In Ah, Men, she reworked the My Fair Lady song A Hymn to Him (performed by Higgins) into a rant about all the great male roles she could have played. In Vixens, its counterpart is the parody Play the Other Woman, set to the tune of You Gotta Get a Gimmick from Gypsy.
“It’s such a fun song,” she says.
If you’ve seen Buckley perform in concert in large venues, such as Bass Hall (with the Fort Worth Symphony Orchestra), you know she loves to throw in tunes by some of her favorite singer-songwriters, like James Taylor and Joni Mitchell. But the focus on Broadway, and reinventing its tunes, comes, in part, from years of playing at Feinstein’s, the famed club and cabaret in midtown Manhattan.
“Feinstein’s always insists on a Broadway repertoire,” she says. “In the olden days, I would do songs from singer-songwriters, and [the producers] would get letters. People wanted to hear Broadway. It’s literally in my contract that I have to do Broadway songs.”
Not that she minds.
Lately, she’s been as busy as ever. In early 2013, she performed in a London revival of the forgotten Jerry Herman musical Dear World, reuniting with her Cats assistant director Gillian Lynne.
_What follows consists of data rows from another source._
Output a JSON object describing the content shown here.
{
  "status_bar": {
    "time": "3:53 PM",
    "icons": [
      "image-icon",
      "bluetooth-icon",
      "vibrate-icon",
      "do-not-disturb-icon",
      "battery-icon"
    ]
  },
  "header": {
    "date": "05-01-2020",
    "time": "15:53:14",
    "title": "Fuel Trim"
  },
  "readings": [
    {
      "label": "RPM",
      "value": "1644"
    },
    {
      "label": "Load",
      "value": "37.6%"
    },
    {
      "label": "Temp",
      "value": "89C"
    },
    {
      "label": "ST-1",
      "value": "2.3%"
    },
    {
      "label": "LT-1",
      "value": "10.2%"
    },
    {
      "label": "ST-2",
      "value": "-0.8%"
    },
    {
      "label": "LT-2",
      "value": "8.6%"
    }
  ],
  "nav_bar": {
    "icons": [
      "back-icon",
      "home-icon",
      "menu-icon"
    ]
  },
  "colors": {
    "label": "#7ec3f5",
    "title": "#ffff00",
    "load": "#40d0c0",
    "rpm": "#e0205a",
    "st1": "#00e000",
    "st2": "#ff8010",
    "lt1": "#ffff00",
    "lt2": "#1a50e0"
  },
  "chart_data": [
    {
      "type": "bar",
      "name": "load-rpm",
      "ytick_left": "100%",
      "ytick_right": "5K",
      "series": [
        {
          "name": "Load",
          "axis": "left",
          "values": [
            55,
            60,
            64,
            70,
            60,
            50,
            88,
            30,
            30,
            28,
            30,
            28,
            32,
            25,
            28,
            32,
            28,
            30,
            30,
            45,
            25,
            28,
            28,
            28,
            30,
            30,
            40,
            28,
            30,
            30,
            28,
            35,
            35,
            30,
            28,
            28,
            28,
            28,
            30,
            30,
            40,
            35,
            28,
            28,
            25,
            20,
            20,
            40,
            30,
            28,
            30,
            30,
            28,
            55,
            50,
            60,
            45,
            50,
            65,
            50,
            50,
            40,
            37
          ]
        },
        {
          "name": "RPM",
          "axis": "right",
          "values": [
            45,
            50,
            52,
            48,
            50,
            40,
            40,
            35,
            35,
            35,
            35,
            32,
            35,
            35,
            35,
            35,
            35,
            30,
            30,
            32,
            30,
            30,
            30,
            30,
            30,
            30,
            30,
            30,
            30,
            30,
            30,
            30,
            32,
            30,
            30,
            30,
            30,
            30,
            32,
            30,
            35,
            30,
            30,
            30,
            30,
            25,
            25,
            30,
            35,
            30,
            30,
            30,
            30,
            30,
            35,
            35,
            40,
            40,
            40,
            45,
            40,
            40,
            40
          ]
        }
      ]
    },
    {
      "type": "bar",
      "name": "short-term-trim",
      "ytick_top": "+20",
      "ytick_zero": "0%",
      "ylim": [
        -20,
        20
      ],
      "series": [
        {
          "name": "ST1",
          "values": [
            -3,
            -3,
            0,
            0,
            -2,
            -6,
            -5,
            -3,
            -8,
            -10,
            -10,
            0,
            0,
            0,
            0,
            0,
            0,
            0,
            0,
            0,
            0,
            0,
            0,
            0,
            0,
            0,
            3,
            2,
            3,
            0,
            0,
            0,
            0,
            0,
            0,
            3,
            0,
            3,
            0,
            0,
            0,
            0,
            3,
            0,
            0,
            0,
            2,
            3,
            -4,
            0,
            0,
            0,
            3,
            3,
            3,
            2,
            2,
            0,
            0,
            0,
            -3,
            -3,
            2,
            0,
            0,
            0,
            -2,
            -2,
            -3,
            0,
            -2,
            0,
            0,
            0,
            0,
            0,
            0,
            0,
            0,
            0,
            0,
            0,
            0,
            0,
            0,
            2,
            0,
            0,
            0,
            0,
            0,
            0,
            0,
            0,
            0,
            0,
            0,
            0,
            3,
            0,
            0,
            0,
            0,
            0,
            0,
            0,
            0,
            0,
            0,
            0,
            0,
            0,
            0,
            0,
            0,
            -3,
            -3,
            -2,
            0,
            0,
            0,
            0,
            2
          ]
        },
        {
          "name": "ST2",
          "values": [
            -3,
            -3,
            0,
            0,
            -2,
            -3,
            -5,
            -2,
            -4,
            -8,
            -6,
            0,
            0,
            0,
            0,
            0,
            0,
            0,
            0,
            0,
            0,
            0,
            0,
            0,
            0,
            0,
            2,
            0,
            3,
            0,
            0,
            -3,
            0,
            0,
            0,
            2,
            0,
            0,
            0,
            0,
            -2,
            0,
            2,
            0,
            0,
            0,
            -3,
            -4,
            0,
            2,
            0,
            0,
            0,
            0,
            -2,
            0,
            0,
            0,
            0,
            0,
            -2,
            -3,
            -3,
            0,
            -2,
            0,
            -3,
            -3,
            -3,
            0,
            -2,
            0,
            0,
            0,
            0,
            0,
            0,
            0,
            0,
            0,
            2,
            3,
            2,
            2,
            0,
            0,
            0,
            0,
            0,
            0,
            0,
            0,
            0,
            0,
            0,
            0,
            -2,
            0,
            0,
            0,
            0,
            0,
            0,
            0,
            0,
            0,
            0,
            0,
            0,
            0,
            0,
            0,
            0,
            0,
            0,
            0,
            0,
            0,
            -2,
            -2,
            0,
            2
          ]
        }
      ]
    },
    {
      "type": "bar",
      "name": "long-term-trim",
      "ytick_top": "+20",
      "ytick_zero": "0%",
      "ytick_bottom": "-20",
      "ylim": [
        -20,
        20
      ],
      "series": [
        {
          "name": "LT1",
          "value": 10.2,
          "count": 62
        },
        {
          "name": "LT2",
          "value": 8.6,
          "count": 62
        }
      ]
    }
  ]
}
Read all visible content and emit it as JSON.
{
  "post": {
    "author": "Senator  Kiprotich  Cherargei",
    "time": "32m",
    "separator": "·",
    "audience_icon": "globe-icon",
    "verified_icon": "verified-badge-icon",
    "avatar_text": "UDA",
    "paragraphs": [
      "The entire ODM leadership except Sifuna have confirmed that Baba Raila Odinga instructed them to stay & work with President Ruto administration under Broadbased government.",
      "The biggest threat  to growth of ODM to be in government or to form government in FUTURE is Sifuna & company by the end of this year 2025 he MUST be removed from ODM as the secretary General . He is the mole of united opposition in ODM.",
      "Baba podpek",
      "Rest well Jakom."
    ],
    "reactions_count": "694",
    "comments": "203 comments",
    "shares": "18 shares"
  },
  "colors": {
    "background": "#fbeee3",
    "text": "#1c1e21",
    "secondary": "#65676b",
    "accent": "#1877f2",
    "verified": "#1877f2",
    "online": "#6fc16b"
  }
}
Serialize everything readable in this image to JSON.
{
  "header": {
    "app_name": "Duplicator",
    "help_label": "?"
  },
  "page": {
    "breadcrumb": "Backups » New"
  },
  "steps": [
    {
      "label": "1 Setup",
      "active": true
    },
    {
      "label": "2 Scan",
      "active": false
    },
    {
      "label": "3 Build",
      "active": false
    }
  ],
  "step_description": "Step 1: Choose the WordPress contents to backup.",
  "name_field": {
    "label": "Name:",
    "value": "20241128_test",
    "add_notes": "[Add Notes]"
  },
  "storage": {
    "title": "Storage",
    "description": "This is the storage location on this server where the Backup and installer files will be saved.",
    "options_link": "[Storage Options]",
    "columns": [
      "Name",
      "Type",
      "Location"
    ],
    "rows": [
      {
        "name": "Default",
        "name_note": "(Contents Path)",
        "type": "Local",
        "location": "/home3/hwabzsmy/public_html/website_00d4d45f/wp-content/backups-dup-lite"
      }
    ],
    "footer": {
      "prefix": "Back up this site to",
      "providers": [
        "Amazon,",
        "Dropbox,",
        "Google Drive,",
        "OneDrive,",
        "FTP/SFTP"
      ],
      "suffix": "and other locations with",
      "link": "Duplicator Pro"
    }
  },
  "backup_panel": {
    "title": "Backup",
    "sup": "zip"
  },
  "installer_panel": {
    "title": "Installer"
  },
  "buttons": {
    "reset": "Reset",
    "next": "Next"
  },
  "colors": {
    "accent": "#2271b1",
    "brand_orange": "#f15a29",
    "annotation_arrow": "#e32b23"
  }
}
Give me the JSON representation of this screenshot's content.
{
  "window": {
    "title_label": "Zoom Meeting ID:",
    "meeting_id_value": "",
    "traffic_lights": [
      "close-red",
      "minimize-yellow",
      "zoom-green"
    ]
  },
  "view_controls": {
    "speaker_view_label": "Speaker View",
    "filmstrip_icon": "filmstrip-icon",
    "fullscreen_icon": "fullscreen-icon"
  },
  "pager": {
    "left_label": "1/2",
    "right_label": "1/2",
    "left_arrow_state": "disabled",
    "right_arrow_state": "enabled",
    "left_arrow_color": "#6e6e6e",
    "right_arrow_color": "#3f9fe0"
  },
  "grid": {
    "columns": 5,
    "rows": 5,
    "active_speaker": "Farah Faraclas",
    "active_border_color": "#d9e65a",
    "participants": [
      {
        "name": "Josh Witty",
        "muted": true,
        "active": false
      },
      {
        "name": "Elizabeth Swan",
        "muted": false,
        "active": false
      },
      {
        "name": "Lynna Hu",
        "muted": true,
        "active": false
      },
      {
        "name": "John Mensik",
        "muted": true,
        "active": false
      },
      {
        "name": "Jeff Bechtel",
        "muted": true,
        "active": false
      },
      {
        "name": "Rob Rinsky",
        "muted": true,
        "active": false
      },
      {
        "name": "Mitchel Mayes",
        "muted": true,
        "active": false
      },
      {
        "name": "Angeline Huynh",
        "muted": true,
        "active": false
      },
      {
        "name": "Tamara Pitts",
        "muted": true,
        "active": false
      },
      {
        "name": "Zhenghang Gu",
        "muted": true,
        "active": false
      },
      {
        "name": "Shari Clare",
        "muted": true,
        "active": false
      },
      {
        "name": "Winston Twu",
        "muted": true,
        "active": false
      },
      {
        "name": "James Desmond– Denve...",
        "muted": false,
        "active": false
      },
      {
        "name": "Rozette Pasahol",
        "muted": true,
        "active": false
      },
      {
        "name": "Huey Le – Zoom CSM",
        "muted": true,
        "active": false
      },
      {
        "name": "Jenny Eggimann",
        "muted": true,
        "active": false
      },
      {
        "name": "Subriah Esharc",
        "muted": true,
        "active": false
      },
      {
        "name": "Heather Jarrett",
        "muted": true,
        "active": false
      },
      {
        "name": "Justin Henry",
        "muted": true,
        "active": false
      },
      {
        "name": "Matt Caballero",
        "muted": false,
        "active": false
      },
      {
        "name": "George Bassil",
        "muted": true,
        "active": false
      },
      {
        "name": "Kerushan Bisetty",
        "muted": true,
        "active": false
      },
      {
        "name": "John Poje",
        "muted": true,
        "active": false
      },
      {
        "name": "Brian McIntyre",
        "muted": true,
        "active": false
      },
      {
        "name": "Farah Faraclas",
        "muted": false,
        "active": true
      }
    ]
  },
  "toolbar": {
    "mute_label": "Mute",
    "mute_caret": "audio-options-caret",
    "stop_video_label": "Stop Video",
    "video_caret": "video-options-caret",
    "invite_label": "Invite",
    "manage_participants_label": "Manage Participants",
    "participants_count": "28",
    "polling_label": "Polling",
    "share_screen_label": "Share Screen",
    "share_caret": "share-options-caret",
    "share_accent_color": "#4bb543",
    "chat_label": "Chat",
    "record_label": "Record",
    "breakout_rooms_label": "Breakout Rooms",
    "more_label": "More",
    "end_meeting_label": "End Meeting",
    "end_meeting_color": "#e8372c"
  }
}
During that time, she was inducted into the Theatre Hall of Fame (but was in London, so friend Ellen Burstyn accepted it on her behalf). And after her Fort Worth engagements, she’ll return to the Big Apple to begin work on the previously unproduced Horton Foote play Old Friends, opposite Lois Smith and Hallie Foote, which is scheduled to open Aug. 20 at New York’s Signature Theatre.
And if she finds any downtime in that process, you know she’ll be seeing as much theater as she can fit in.
After all, even though she won’t divulge any details, she is already working on a concept concert to follow up Vixens.